Shrub, 0.5–2 m. Leaves 3.5–5.2 × 1–1.5 cm, apex acute, upper surface persistently scaly, lower surface pale green, papillose, scales distant, unequal, golden and brown, with broad rims. Flowers (1–)2–3, in a loose terminal inflorescence that has a 3–12 mm rhachis; calyx lobes narrowly triangular, to 4 mm, not ciliate but fringed with scales; corolla white, narrowly funnel-shaped, c.20 mm, outer surface lacking scales, glabrous; stamens 10; ovary impressed below the decimate, glabrous style. Flowering April-May.
This species has a restricted distribution in the wild and is rare in cultivation. Royal Horticultural Society (1997)
Distribution China C Sichuan
Habitat 1,300–2,300 m
RHS Hardiness Rating H4
Conservation status Vulnerable (VU)
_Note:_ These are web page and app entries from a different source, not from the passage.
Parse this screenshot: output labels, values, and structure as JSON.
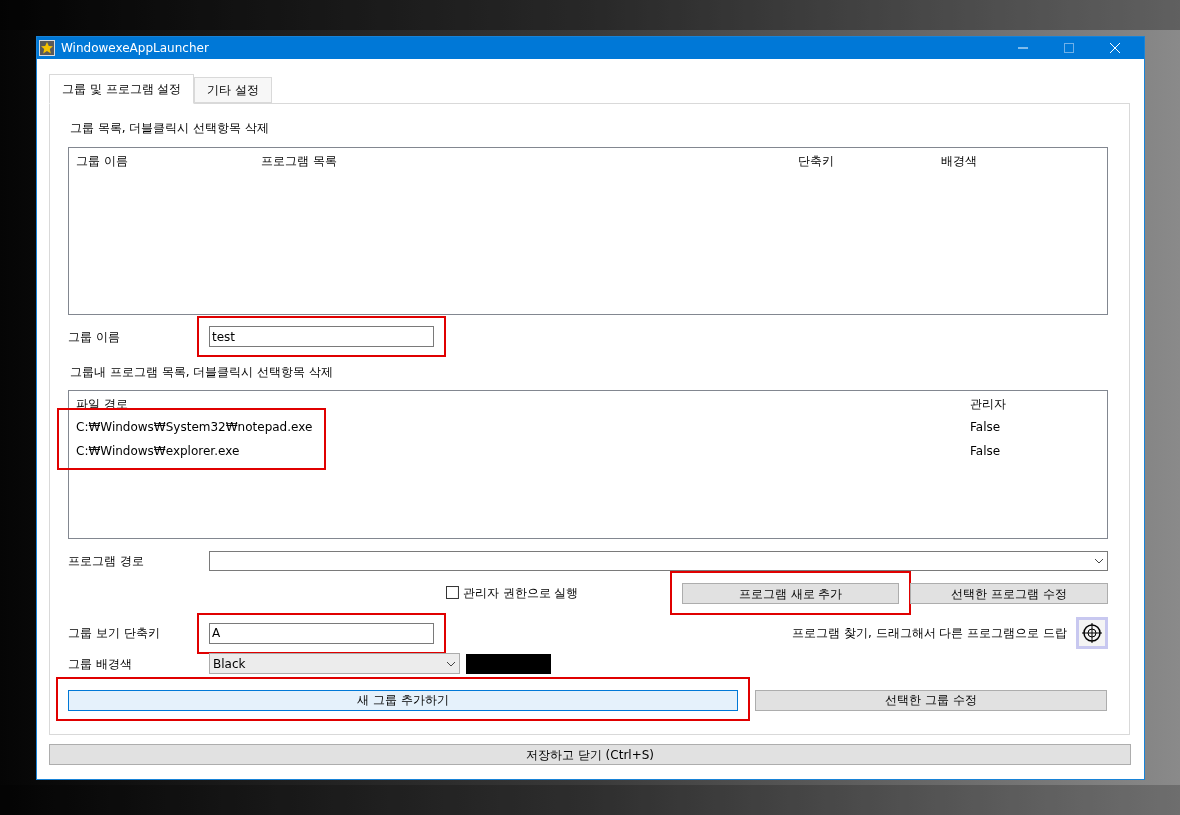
{
  "window": {
    "title": "WindowexeAppLauncher"
  },
  "tabs": [
    {
      "label": "그룹 및 프로그램 설정",
      "selected": true
    },
    {
      "label": "기타 설정",
      "selected": false
    }
  ],
  "group_list": {
    "caption": "그룹 목록, 더블클릭시 선택항목 삭제",
    "columns": [
      "그룹 이름",
      "프로그램 목록",
      "단축키",
      "배경색"
    ]
  },
  "group_name": {
    "label": "그룹 이름",
    "value": "test",
    "highlighted": true
  },
  "program_list": {
    "caption": "그룹내 프로그램 목록, 더블클릭시 선택항목 삭제",
    "columns": [
      "파일 경로",
      "관리자"
    ],
    "paths_highlighted": true,
    "rows": [
      {
        "path": "C:₩Windows₩System32₩notepad.exe",
        "admin": "False"
      },
      {
        "path": "C:₩Windows₩explorer.exe",
        "admin": "False"
      }
    ]
  },
  "program_path": {
    "label": "프로그램 경로"
  },
  "run_as_admin": {
    "label": "관리자 권한으로 실행",
    "checked": false
  },
  "program_buttons": [
    {
      "label": "프로그램 새로 추가",
      "highlighted": true
    },
    {
      "label": "선택한 프로그램 수정",
      "highlighted": false
    }
  ],
  "shortcut": {
    "label": "그룹 보기 단축키",
    "value": "A",
    "highlighted": true
  },
  "finder": {
    "label": "프로그램 찾기, 드래그해서 다른 프로그램으로 드랍"
  },
  "background": {
    "label": "그룹 배경색",
    "value": "Black",
    "color": "#000000"
  },
  "group_buttons": [
    {
      "label": "새 그룹 추가하기",
      "hovered": true,
      "highlighted": true
    },
    {
      "label": "선택한 그룹 수정",
      "hovered": false,
      "highlighted": false
    }
  ],
  "save_button": {
    "label": "저장하고 닫기 (Ctrl+S)"
  }
}
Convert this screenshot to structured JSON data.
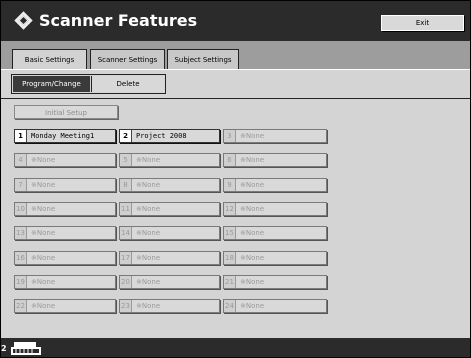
{
  "header": {
    "title": "Scanner Features",
    "exit_label": "Exit"
  },
  "tabs": [
    {
      "label": "Basic Settings",
      "active": true
    },
    {
      "label": "Scanner Settings",
      "active": false
    },
    {
      "label": "Subject Settings",
      "active": false
    }
  ],
  "mode": {
    "program_label": "Program/Change",
    "delete_label": "Delete",
    "selected": "Program/Change"
  },
  "initial_setup_label": "Initial Setup",
  "slots": [
    {
      "num": "1",
      "name": "Monday Meeting1",
      "filled": true
    },
    {
      "num": "2",
      "name": "Project 2008",
      "filled": true
    },
    {
      "num": "3",
      "name": "※None",
      "filled": false
    },
    {
      "num": "4",
      "name": "※None",
      "filled": false
    },
    {
      "num": "5",
      "name": "※None",
      "filled": false
    },
    {
      "num": "6",
      "name": "※None",
      "filled": false
    },
    {
      "num": "7",
      "name": "※None",
      "filled": false
    },
    {
      "num": "8",
      "name": "※None",
      "filled": false
    },
    {
      "num": "9",
      "name": "※None",
      "filled": false
    },
    {
      "num": "10",
      "name": "※None",
      "filled": false
    },
    {
      "num": "11",
      "name": "※None",
      "filled": false
    },
    {
      "num": "12",
      "name": "※None",
      "filled": false
    },
    {
      "num": "13",
      "name": "※None",
      "filled": false
    },
    {
      "num": "14",
      "name": "※None",
      "filled": false
    },
    {
      "num": "15",
      "name": "※None",
      "filled": false
    },
    {
      "num": "16",
      "name": "※None",
      "filled": false
    },
    {
      "num": "17",
      "name": "※None",
      "filled": false
    },
    {
      "num": "18",
      "name": "※None",
      "filled": false
    },
    {
      "num": "19",
      "name": "※None",
      "filled": false
    },
    {
      "num": "20",
      "name": "※None",
      "filled": false
    },
    {
      "num": "21",
      "name": "※None",
      "filled": false
    },
    {
      "num": "22",
      "name": "※None",
      "filled": false
    },
    {
      "num": "23",
      "name": "※None",
      "filled": false
    },
    {
      "num": "24",
      "name": "※None",
      "filled": false
    }
  ],
  "footer": {
    "indicator": "2",
    "icon": "scanner-status-icon"
  }
}
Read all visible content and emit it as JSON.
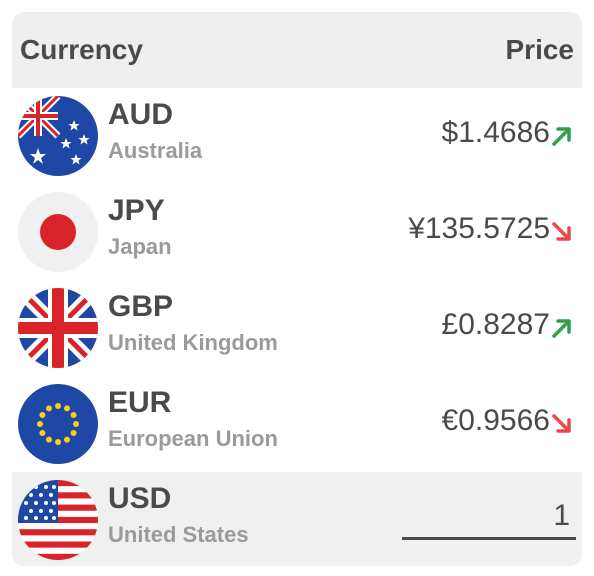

An evergreen shrub up to 6 or 7 ft high, with only slightly scaly young shoots. Leaves narrowly oval or oblanceolate, much tapered towards the base, 3⁄4 to 2 in. long, 1⁄4 to 3⁄4 in. wide, dark dullish green and with a fine network of sunken veins above, quite pale and sprinkled thinly with very small scales beneath; stalk 1⁄8 to 1⁄6 in. long. Flowers produced in March and April, eight to twelve or more crowded in a terminal cluster. Calyx pale green, scaly, five-lobed, the lobes 1⁄12 to 1⁄6 in. long, fringed with hairs. Corolla white or pink, 3⁄4 in. long and wide, with five ovate, bluntish lobes. Stamens ten, unequal, the longest slightly exceeding the corolla, downy at the base; anthers yellow. Ovary scaly; style 1 to 11⁄8 in. long, glabrous, often reddish. (s. Triflorum ss. Yunnanense)
Native of W. Szechwan, China; introduced in 1908 by Wilson, who describes it as growing on cliffs and scrub-clad slopes fully exposed to the sun. Rehder and Wilson write of the great length of the style as ‘most remarkable’; but, compared with some of its newer allies, it does not exceed the corolla to any very notable degree. They considered it to be related to R. micranthum, but that species has much smaller, more numerous flowers in a cluster, smooth stamens, and flowers much later.
This is now placed in subsect. Tephropepla.